Man shouts at policeThe Parades Commission said the lodges could go no further than the junction of Woodvale Road and Woodvale Parade
Police block manPolice prevented them from walking between that point and the junction of the Crumlin Road and Hesketh Road
Mon on police Land Rover hit with water cannon jetIn recent years, there has been serious rioting in the nationalist Ardoyne area following the return leg of the parade
Man confronts police officers The Parades Commission ruling caused anger in loyalist communities 
Men plant flag on police vehicleYoung men express their anger at the Parades Commission ruling
Crowd blocked by police vehicles
Water cannon and baton rounds were used after a sustained attack on police in north Belfast. Police were attacked with ceremonial swords as well as missiles. Later on Friday night, police were attacked with petrol bombs on the Woodvale Road.
Petrol bombs 
Trouble also broke out on the Newtownards Road in east Belfast with petrol bombs being thrown at police lines.

Earlier, missiles had been thrown as a parade passed St Matthew's Catholic church.

Northern Ireland First Minister and DUP leader Peter Robinson appealed for "cool heads" and said his thoughts were with those "who have been injured this evening, including my colleague Nigel Dodds".

North Belfast MP Nigel Dodds was injured in the violence that followed the Orange Order parade. Earlier he had appealed for calm and for people to refrain from violence.
The Grand Orange Lodge of Ireland has also called for calm.

Sinn Fein assembly member Gerry Kelly has blamed the Orange Order and unionist politicians for the violence. 

He accused them of having a deliberate strategy that had produced "inevitable results". 

The marching season in Northern Ireland is a period of events from April to August, with the highpoint on 12 July when Orangemen march to commemorate William of Orange's victory over the Catholic King James II at the Battle of the Boyne in Ireland in 1690.

William III is revered by the order as a champion of his faith. The Orange Order commemorate his victory in their annual parades.

Many Catholics see the marches as triumphalist and sectarian with some traditional Orange routes passing through or past areas occupied mainly by Catholics and nationalists. 
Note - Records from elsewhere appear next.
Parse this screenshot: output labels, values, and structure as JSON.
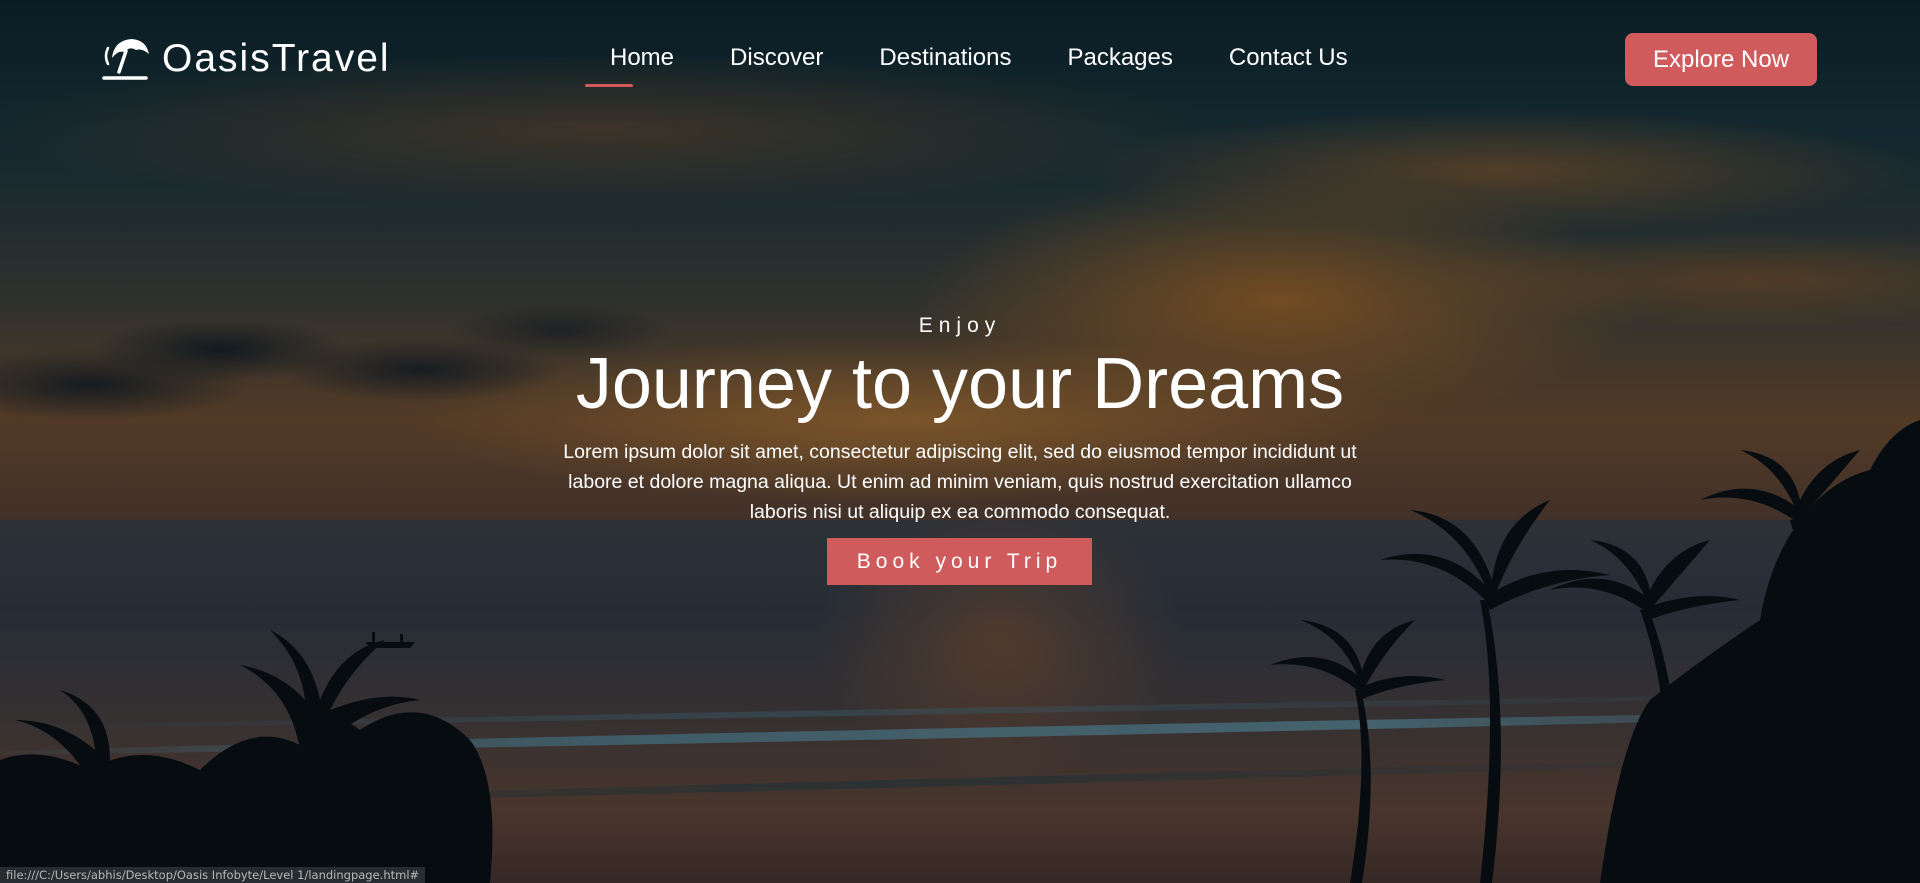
{
  "brand": {
    "name": "OasisTravel",
    "icon": "beach-umbrella-icon"
  },
  "nav": {
    "items": [
      {
        "label": "Home",
        "active": true
      },
      {
        "label": "Discover",
        "active": false
      },
      {
        "label": "Destinations",
        "active": false
      },
      {
        "label": "Packages",
        "active": false
      },
      {
        "label": "Contact Us",
        "active": false
      }
    ],
    "cta_label": "Explore Now"
  },
  "hero": {
    "eyebrow": "Enjoy",
    "title": "Journey to your Dreams",
    "description": "Lorem ipsum dolor sit amet, consectetur adipiscing elit, sed do eiusmod tempor incididunt ut labore et dolore magna aliqua. Ut enim ad minim veniam, quis nostrud exercitation ullamco laboris nisi ut aliquip ex ea commodo consequat.",
    "button_label": "Book your Trip"
  },
  "status_bar": {
    "url": "file:///C:/Users/abhis/Desktop/Oasis Infobyte/Level 1/landingpage.html#"
  },
  "colors": {
    "accent": "#cf5b5d",
    "text": "#ffffff"
  }
}
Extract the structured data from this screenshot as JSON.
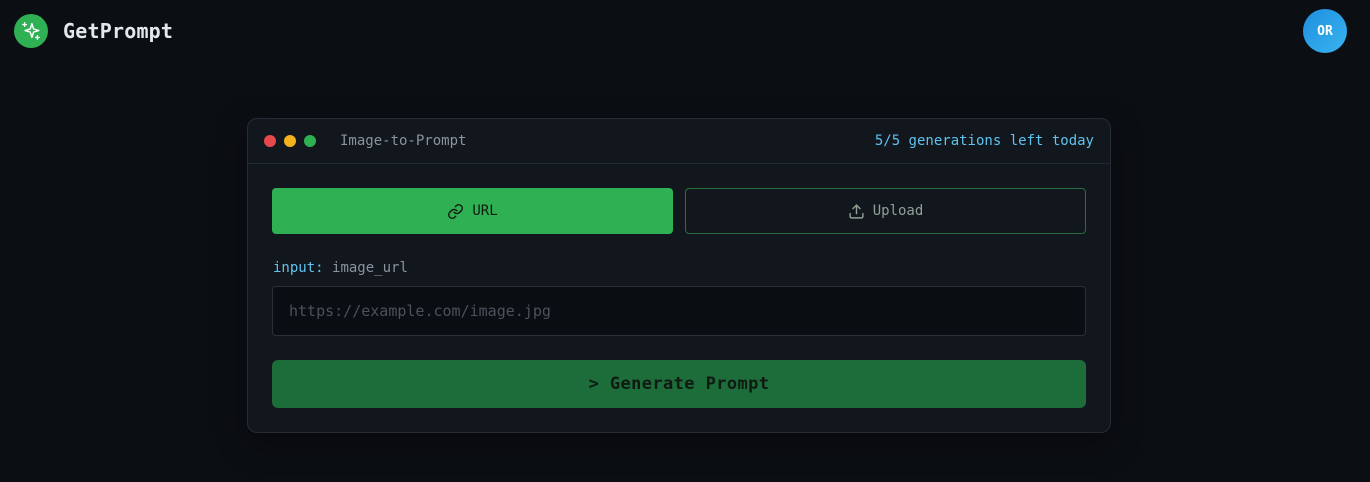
{
  "header": {
    "brand": "GetPrompt",
    "logo_icon": "sparkles-icon",
    "avatar_initials": "OR"
  },
  "card": {
    "title": "Image-to-Prompt",
    "generations_left": "5/5 generations left today",
    "window_dots": [
      "red",
      "yellow",
      "green"
    ],
    "tabs": [
      {
        "label": "URL",
        "icon": "link-icon",
        "active": true
      },
      {
        "label": "Upload",
        "icon": "upload-icon",
        "active": false
      }
    ],
    "input": {
      "label_key": "input:",
      "label_name": "image_url",
      "value": "",
      "placeholder": "https://example.com/image.jpg"
    },
    "generate_label": "> Generate Prompt"
  },
  "colors": {
    "background": "#0b0e13",
    "card": "#12161d",
    "accent_green": "#2fb052",
    "button_green": "#1d6d3a",
    "info_blue": "#5ec3f0",
    "avatar_blue": "#2a9fe8"
  }
}
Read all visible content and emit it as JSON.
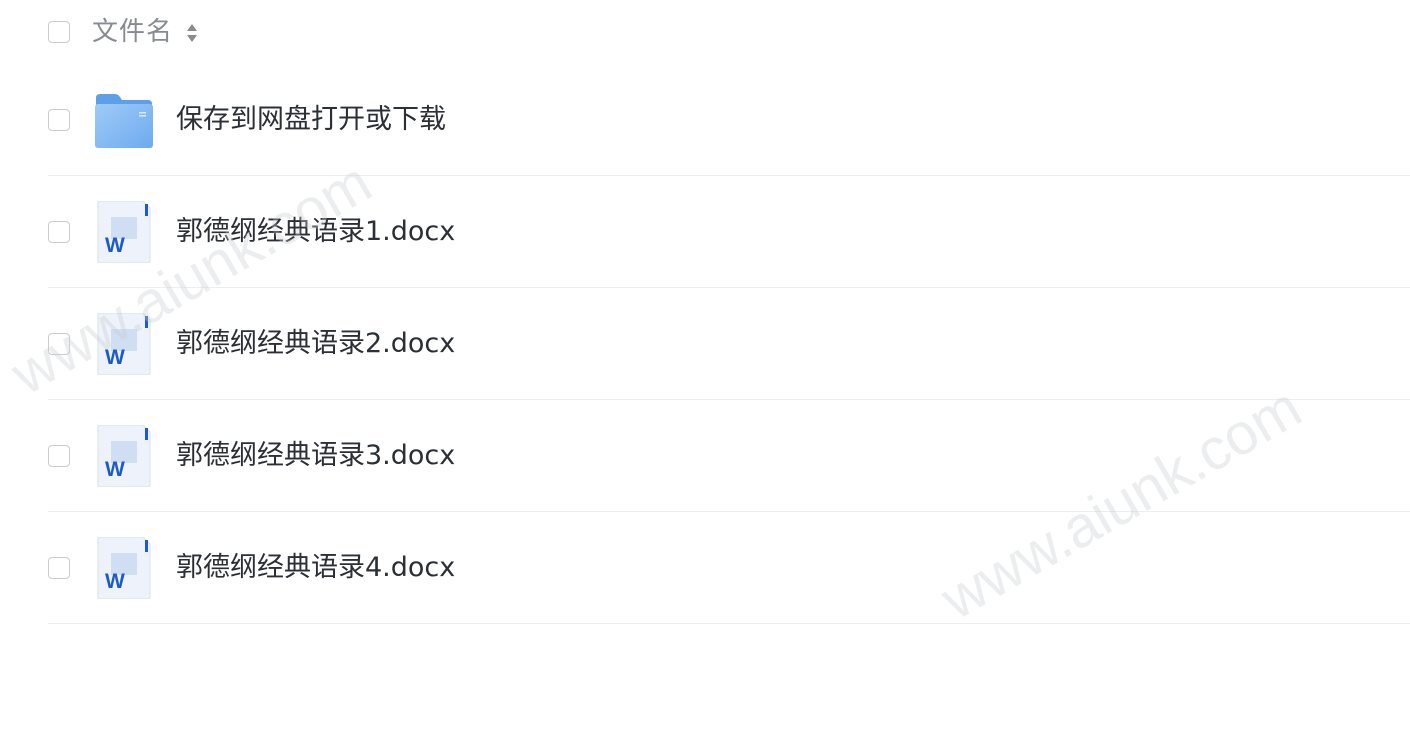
{
  "header": {
    "column_label": "文件名"
  },
  "files": [
    {
      "name": "保存到网盘打开或下载",
      "type": "folder"
    },
    {
      "name": "郭德纲经典语录1.docx",
      "type": "word",
      "icon_letter": "W"
    },
    {
      "name": "郭德纲经典语录2.docx",
      "type": "word",
      "icon_letter": "W"
    },
    {
      "name": "郭德纲经典语录3.docx",
      "type": "word",
      "icon_letter": "W"
    },
    {
      "name": "郭德纲经典语录4.docx",
      "type": "word",
      "icon_letter": "W"
    }
  ],
  "watermarks": [
    "www.aiunk.com",
    "www.aiunk.com"
  ],
  "colors": {
    "folder": "#7fb6f2",
    "word_blue": "#1d5cc7",
    "divider": "#eceef1",
    "header_text": "#878b92"
  }
}
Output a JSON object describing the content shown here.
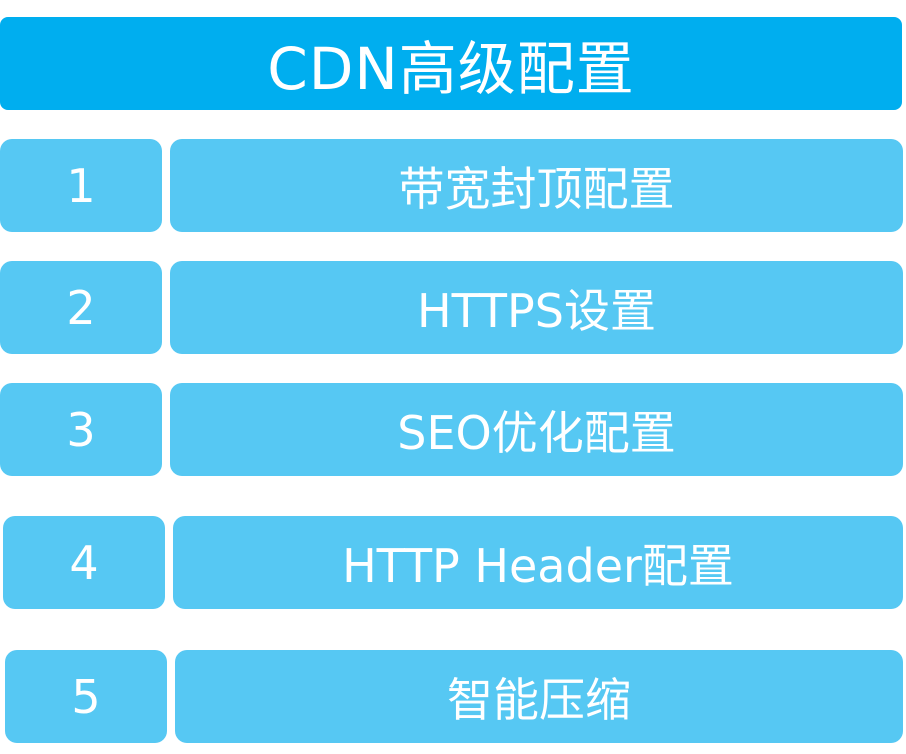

The Parades Commission ruling on the north Belfast parade was welcomed by nationalist politicians but angered unionists.